Data records for software interfaces:
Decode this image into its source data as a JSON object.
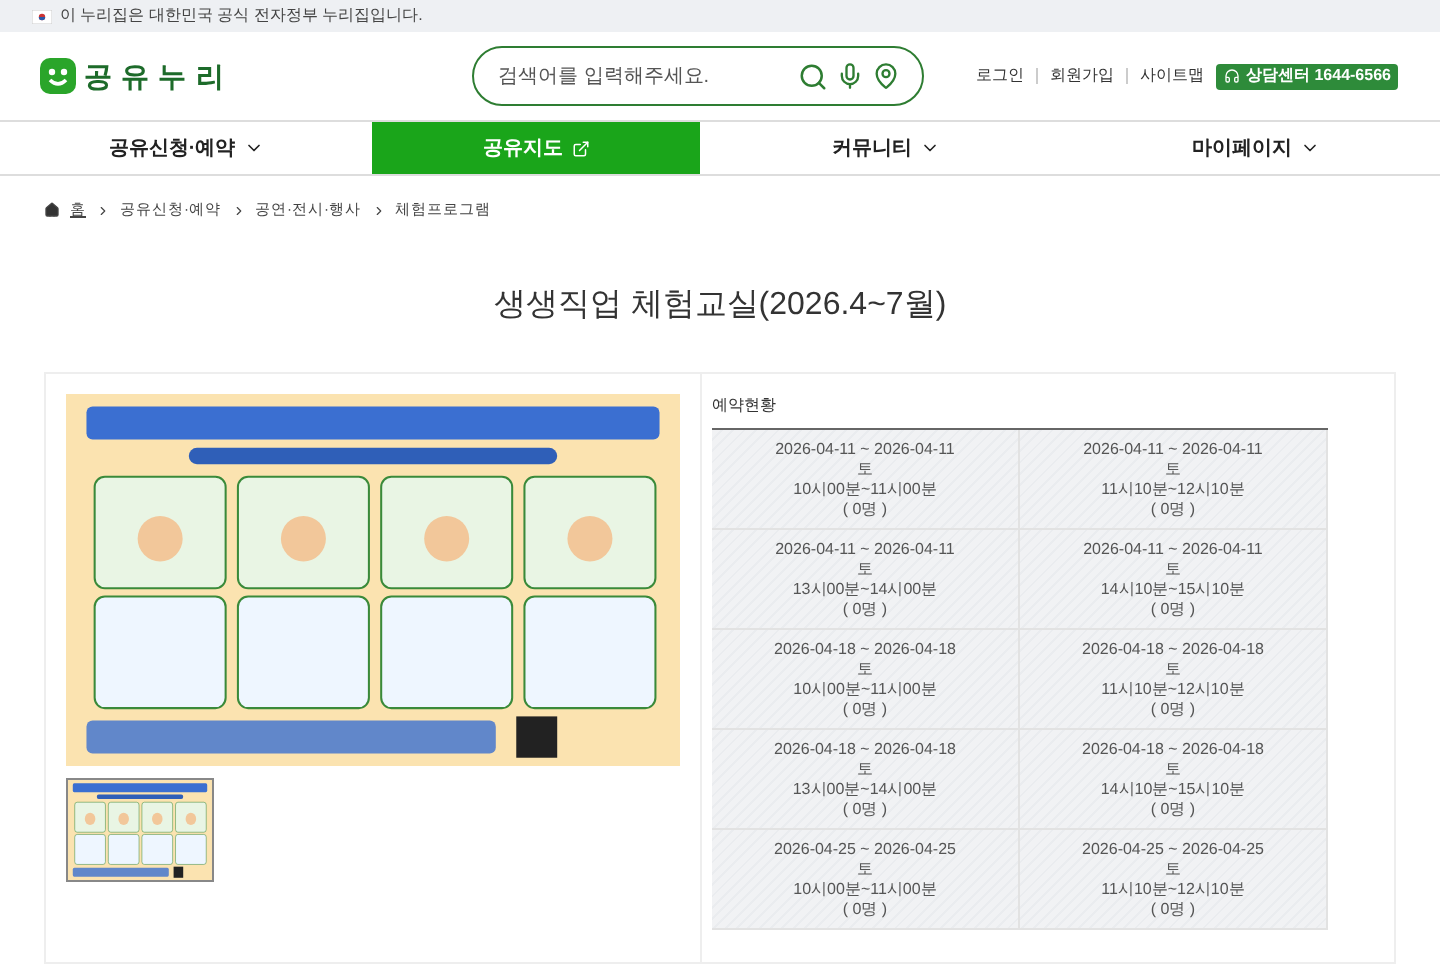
{
  "gov_banner": {
    "text": "이 누리집은 대한민국 공식 전자정부 누리집입니다."
  },
  "header": {
    "logo": "공 유 누 리",
    "search": {
      "placeholder": "검색어를 입력해주세요."
    },
    "links": [
      "로그인",
      "회원가입",
      "사이트맵"
    ],
    "call_center": "상담센터 1644-6566"
  },
  "nav": [
    {
      "label": "공유신청·예약",
      "selected": false,
      "kind": "dropdown"
    },
    {
      "label": "공유지도",
      "selected": true,
      "kind": "external"
    },
    {
      "label": "커뮤니티",
      "selected": false,
      "kind": "dropdown"
    },
    {
      "label": "마이페이지",
      "selected": false,
      "kind": "dropdown"
    }
  ],
  "breadcrumb": [
    "홈",
    "공유신청·예약",
    "공연·전시·행사",
    "체험프로그램"
  ],
  "page_title": "생생직업 체험교실(2026.4~7월)",
  "gallery": {
    "main": {
      "kind": "picture"
    },
    "thumbnails": [
      {
        "kind": "picture",
        "selected": true
      }
    ]
  },
  "reservation": {
    "title": "예약현황",
    "slots": [
      {
        "date": "2026-04-11 ~ 2026-04-11",
        "day": "토",
        "time": "10시00분~11시00분",
        "count": "( 0명 )",
        "disabled": true
      },
      {
        "date": "2026-04-11 ~ 2026-04-11",
        "day": "토",
        "time": "11시10분~12시10분",
        "count": "( 0명 )",
        "disabled": true
      },
      {
        "date": "2026-04-11 ~ 2026-04-11",
        "day": "토",
        "time": "13시00분~14시00분",
        "count": "( 0명 )",
        "disabled": true
      },
      {
        "date": "2026-04-11 ~ 2026-04-11",
        "day": "토",
        "time": "14시10분~15시10분",
        "count": "( 0명 )",
        "disabled": true
      },
      {
        "date": "2026-04-18 ~ 2026-04-18",
        "day": "토",
        "time": "10시00분~11시00분",
        "count": "( 0명 )",
        "disabled": true
      },
      {
        "date": "2026-04-18 ~ 2026-04-18",
        "day": "토",
        "time": "11시10분~12시10분",
        "count": "( 0명 )",
        "disabled": true
      },
      {
        "date": "2026-04-18 ~ 2026-04-18",
        "day": "토",
        "time": "13시00분~14시00분",
        "count": "( 0명 )",
        "disabled": true
      },
      {
        "date": "2026-04-18 ~ 2026-04-18",
        "day": "토",
        "time": "14시10분~15시10분",
        "count": "( 0명 )",
        "disabled": true
      },
      {
        "date": "2026-04-25 ~ 2026-04-25",
        "day": "토",
        "time": "10시00분~11시00분",
        "count": "( 0명 )",
        "disabled": true
      },
      {
        "date": "2026-04-25 ~ 2026-04-25",
        "day": "토",
        "time": "11시10분~12시10분",
        "count": "( 0명 )",
        "disabled": true
      }
    ]
  }
}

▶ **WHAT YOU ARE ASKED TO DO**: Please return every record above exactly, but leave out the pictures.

▶ **OUTPUT BELOW**:
Decode this image into its source data as a JSON object.
{
  "gov_banner": {
    "text": "이 누리집은 대한민국 공식 전자정부 누리집입니다."
  },
  "header": {
    "logo": "공 유 누 리",
    "search": {
      "placeholder": "검색어를 입력해주세요."
    },
    "links": [
      "로그인",
      "회원가입",
      "사이트맵"
    ],
    "call_center": "상담센터 1644-6566"
  },
  "nav": [
    {
      "label": "공유신청·예약",
      "selected": false,
      "kind": "dropdown"
    },
    {
      "label": "공유지도",
      "selected": true,
      "kind": "external"
    },
    {
      "label": "커뮤니티",
      "selected": false,
      "kind": "dropdown"
    },
    {
      "label": "마이페이지",
      "selected": false,
      "kind": "dropdown"
    }
  ],
  "breadcrumb": [
    "홈",
    "공유신청·예약",
    "공연·전시·행사",
    "체험프로그램"
  ],
  "page_title": "생생직업 체험교실(2026.4~7월)",
  "gallery": {
    "main": {
      "kind": "picture"
    },
    "thumbnails": [
      {
        "kind": "picture",
        "selected": true
      }
    ]
  },
  "reservation": {
    "title": "예약현황",
    "slots": [
      {
        "date": "2026-04-11 ~ 2026-04-11",
        "day": "토",
        "time": "10시00분~11시00분",
        "count": "( 0명 )",
        "disabled": true
      },
      {
        "date": "2026-04-11 ~ 2026-04-11",
        "day": "토",
        "time": "11시10분~12시10분",
        "count": "( 0명 )",
        "disabled": true
      },
      {
        "date": "2026-04-11 ~ 2026-04-11",
        "day": "토",
        "time": "13시00분~14시00분",
        "count": "( 0명 )",
        "disabled": true
      },
      {
        "date": "2026-04-11 ~ 2026-04-11",
        "day": "토",
        "time": "14시10분~15시10분",
        "count": "( 0명 )",
        "disabled": true
      },
      {
        "date": "2026-04-18 ~ 2026-04-18",
        "day": "토",
        "time": "10시00분~11시00분",
        "count": "( 0명 )",
        "disabled": true
      },
      {
        "date": "2026-04-18 ~ 2026-04-18",
        "day": "토",
        "time": "11시10분~12시10분",
        "count": "( 0명 )",
        "disabled": true
      },
      {
        "date": "2026-04-18 ~ 2026-04-18",
        "day": "토",
        "time": "13시00분~14시00분",
        "count": "( 0명 )",
        "disabled": true
      },
      {
        "date": "2026-04-18 ~ 2026-04-18",
        "day": "토",
        "time": "14시10분~15시10분",
        "count": "( 0명 )",
        "disabled": true
      },
      {
        "date": "2026-04-25 ~ 2026-04-25",
        "day": "토",
        "time": "10시00분~11시00분",
        "count": "( 0명 )",
        "disabled": true
      },
      {
        "date": "2026-04-25 ~ 2026-04-25",
        "day": "토",
        "time": "11시10분~12시10분",
        "count": "( 0명 )",
        "disabled": true
      }
    ]
  }
}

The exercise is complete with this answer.